### To do
Copy all lines holding the word "insert" from the entries.

(Supplied material)

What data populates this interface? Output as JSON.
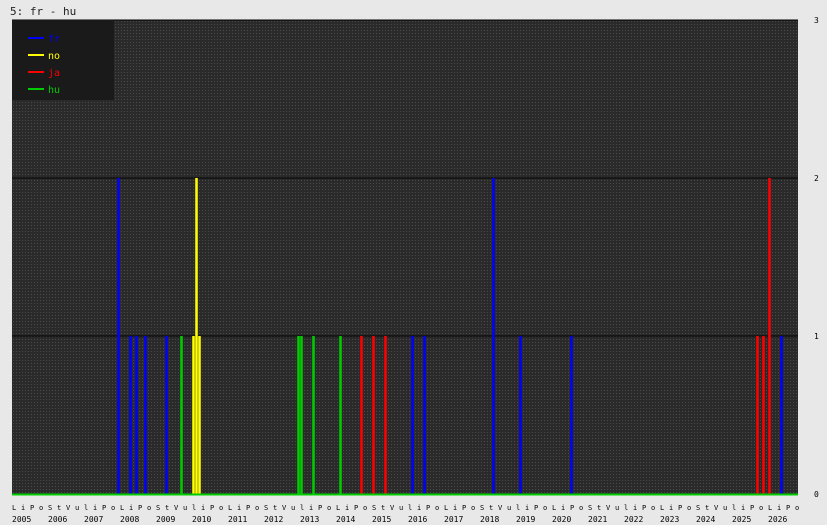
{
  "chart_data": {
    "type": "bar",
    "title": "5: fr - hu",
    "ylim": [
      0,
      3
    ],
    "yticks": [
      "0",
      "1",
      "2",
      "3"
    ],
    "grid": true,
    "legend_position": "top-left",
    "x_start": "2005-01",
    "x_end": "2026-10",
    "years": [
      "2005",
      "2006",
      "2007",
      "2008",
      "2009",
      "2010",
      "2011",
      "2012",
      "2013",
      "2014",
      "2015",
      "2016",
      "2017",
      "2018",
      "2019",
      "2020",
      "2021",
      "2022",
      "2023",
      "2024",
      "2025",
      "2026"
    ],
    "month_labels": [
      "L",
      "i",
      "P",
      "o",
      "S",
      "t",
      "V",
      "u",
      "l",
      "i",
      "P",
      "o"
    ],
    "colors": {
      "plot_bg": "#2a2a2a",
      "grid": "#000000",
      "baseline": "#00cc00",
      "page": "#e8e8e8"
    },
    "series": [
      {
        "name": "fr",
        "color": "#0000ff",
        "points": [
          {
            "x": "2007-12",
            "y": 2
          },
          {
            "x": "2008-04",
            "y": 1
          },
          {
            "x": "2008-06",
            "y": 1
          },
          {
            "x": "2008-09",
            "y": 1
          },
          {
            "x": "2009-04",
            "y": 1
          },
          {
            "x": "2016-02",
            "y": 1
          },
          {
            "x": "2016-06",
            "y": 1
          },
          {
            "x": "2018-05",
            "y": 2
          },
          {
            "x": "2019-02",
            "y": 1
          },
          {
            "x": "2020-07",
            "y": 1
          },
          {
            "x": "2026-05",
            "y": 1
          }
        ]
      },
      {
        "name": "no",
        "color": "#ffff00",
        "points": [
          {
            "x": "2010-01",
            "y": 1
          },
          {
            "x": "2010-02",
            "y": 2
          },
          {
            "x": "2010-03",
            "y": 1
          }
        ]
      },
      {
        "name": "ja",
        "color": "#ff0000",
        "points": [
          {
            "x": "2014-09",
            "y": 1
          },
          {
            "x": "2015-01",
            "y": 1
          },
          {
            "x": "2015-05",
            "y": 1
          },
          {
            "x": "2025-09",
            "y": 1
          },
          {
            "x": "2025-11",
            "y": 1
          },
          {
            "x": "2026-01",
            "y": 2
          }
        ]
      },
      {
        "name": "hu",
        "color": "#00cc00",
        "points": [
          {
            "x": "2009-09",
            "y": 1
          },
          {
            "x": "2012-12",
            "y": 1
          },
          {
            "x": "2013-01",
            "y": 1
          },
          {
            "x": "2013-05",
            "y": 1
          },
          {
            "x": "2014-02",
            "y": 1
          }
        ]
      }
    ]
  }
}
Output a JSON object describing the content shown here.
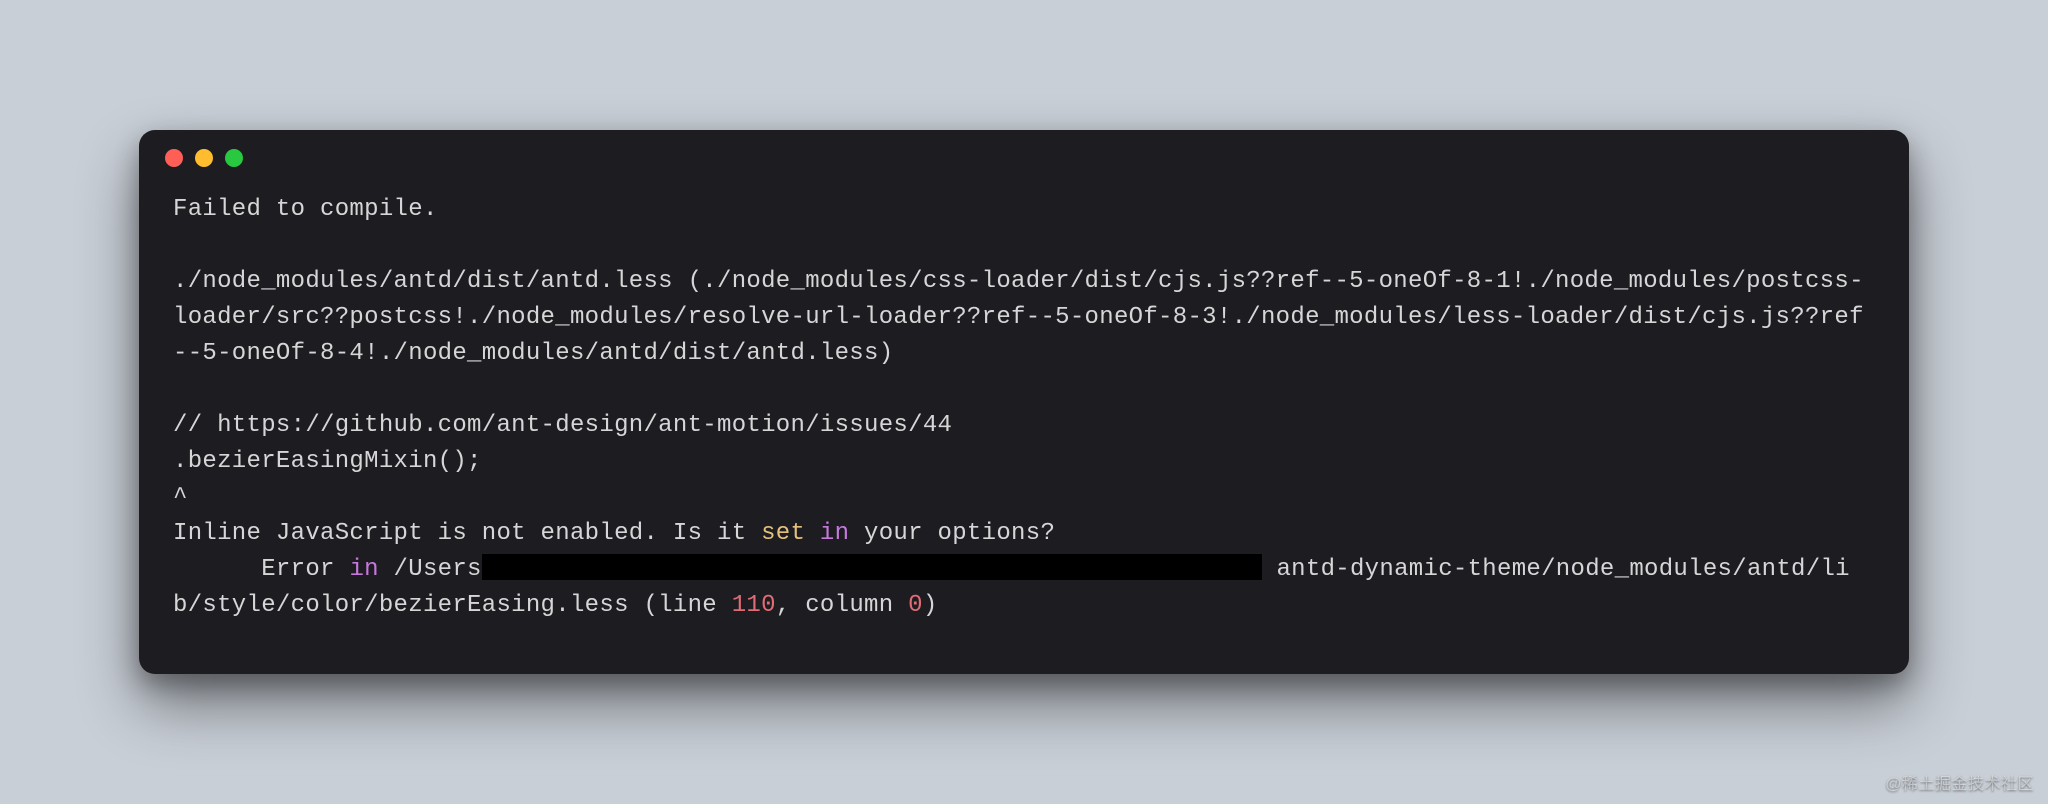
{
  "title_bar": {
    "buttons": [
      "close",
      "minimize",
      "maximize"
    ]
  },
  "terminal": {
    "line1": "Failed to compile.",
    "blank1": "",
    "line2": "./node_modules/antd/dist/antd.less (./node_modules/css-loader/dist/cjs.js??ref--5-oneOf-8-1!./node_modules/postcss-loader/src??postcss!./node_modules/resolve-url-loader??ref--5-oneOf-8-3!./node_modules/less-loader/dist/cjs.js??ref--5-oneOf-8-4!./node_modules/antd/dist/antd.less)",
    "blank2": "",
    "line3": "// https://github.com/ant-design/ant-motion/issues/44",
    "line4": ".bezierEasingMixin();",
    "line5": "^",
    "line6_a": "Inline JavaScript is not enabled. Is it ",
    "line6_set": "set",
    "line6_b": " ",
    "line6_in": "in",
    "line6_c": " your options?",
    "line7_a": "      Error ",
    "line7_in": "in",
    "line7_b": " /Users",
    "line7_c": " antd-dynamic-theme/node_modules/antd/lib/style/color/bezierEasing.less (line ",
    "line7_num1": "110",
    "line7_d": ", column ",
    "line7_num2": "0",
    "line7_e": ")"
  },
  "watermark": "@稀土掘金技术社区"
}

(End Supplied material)
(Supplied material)

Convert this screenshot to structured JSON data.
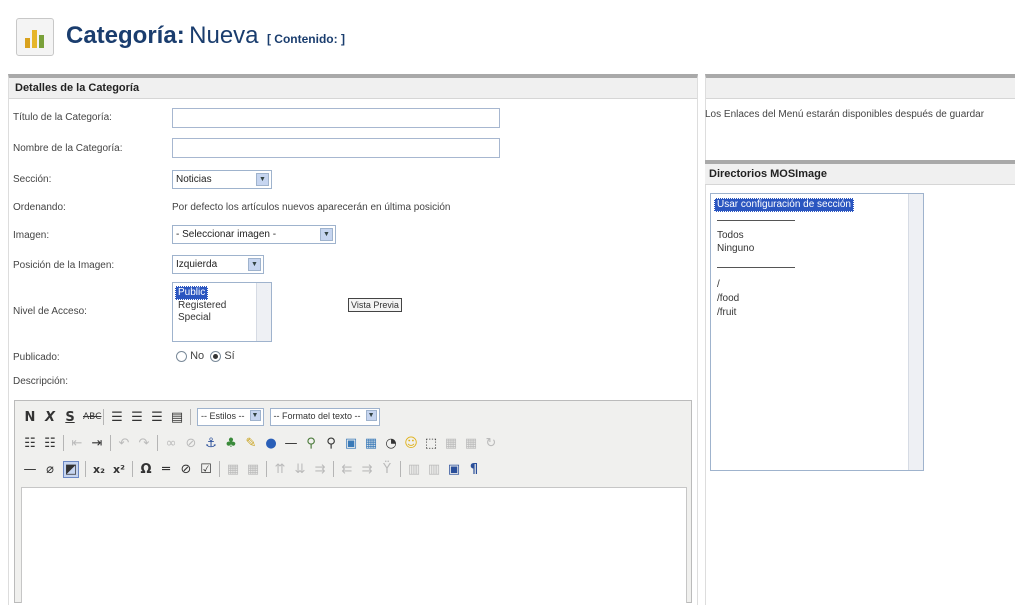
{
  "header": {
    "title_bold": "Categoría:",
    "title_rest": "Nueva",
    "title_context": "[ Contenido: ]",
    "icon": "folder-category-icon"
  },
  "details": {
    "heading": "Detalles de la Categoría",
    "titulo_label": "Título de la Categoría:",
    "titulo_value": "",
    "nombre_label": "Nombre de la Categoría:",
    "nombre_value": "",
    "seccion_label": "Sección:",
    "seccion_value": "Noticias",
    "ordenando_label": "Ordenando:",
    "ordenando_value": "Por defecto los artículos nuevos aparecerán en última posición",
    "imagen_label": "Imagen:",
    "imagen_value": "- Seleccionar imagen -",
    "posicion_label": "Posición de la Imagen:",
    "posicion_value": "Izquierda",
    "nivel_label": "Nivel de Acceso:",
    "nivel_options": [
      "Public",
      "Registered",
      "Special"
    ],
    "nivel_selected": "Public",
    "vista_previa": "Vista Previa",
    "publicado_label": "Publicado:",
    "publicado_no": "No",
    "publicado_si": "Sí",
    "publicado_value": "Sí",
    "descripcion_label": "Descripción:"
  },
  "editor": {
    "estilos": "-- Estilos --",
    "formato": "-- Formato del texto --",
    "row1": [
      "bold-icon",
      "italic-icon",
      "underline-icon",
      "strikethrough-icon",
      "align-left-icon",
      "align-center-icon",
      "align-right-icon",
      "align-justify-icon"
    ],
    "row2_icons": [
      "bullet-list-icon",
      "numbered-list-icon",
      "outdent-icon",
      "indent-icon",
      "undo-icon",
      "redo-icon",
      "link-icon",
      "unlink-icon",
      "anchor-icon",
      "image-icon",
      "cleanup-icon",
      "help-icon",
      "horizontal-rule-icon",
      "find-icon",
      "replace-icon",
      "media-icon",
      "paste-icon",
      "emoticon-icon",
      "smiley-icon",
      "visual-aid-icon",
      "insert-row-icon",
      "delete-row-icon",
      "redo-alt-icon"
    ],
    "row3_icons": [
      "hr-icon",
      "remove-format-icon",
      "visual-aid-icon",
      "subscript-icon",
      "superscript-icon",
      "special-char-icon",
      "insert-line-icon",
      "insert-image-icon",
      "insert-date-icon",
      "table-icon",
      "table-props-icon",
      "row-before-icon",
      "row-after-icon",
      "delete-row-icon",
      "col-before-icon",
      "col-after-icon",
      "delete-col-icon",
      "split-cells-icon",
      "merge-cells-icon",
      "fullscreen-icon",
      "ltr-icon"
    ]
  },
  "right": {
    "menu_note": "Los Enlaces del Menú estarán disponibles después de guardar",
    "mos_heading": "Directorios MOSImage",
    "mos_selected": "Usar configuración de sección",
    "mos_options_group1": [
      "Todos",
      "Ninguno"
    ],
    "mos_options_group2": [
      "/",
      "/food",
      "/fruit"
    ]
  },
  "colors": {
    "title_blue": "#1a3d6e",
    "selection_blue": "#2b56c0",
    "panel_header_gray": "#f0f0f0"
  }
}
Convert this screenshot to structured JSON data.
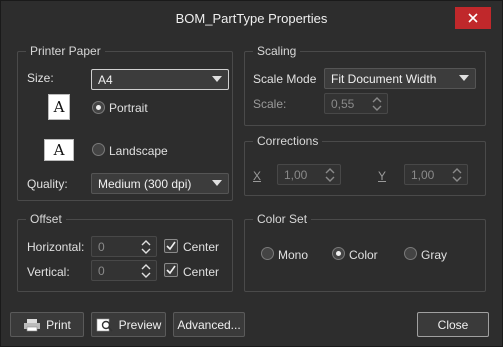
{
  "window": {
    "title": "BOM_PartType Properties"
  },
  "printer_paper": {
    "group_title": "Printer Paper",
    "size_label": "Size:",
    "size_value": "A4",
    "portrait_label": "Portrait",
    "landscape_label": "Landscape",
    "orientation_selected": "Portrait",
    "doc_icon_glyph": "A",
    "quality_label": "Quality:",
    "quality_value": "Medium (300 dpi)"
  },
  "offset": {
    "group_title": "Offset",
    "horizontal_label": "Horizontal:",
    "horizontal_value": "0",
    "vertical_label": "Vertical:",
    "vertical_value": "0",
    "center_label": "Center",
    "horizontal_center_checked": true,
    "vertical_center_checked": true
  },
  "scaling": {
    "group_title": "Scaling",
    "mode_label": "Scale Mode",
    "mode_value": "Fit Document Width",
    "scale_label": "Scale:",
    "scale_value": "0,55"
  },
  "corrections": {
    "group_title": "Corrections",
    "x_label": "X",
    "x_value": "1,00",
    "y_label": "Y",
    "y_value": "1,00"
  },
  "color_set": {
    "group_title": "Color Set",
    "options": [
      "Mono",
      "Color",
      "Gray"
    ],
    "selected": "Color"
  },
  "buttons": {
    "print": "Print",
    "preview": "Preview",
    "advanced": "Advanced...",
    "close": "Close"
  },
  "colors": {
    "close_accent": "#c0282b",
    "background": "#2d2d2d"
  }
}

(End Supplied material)
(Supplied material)

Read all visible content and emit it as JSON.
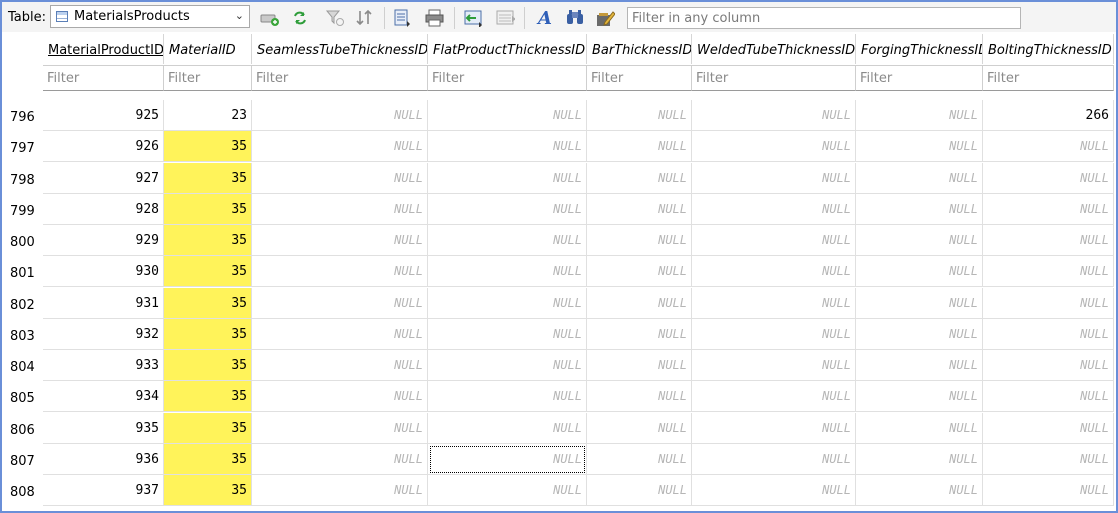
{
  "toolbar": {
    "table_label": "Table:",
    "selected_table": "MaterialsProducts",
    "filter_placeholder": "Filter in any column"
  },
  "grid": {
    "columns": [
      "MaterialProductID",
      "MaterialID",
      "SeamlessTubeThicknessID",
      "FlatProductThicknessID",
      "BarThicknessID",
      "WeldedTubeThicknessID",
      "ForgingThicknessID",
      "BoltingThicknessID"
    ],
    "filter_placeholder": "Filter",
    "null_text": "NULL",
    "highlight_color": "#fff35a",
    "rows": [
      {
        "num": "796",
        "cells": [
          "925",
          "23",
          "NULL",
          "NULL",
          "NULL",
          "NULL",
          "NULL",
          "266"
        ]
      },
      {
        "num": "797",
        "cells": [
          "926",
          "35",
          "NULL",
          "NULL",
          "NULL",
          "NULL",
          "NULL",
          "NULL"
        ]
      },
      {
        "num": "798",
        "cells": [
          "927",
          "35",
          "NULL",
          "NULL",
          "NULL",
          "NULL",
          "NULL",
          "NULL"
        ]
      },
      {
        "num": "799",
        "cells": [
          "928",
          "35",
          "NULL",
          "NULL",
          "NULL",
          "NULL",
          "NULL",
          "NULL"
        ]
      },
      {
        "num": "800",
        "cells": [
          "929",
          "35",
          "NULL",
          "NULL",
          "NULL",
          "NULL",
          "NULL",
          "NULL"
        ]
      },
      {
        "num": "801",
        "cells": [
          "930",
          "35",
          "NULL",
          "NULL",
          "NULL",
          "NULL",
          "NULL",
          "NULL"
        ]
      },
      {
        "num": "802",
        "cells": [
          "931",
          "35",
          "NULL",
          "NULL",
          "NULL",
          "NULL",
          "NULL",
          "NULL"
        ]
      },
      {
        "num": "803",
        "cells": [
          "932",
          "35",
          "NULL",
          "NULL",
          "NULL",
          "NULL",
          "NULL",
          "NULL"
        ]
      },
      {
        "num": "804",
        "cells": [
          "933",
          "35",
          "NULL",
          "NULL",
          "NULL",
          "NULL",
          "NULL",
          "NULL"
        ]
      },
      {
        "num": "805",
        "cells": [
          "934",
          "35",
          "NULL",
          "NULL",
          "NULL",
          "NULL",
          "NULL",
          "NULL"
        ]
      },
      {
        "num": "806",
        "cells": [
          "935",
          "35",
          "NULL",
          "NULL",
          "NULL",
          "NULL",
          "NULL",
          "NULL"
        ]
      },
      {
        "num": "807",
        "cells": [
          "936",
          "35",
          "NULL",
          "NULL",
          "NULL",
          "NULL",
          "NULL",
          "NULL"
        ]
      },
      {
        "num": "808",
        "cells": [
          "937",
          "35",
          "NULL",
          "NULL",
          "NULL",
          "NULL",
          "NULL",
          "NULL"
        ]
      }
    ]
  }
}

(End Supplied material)

### Reply to the exercise
      "insert-row-icon",
      "insert-line-icon",
      "insert-image-icon",
      "insert-date-icon",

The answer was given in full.